[Excerpts from an interface dataset]

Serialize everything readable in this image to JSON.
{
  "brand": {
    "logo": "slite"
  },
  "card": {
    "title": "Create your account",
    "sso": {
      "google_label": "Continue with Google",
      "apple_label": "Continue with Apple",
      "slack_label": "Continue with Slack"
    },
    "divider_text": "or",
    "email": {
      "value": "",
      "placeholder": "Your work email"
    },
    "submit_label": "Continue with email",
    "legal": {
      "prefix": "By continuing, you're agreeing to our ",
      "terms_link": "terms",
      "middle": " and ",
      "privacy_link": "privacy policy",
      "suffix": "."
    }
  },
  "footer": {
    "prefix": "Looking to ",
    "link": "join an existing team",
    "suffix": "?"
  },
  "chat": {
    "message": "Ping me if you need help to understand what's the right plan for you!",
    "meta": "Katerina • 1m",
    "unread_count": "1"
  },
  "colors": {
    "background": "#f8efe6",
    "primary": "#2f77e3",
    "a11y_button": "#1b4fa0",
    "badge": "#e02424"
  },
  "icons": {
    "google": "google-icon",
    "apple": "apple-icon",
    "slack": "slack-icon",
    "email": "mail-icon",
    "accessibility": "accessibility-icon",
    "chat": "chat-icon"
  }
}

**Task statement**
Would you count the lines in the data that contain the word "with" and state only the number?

**Task result**
4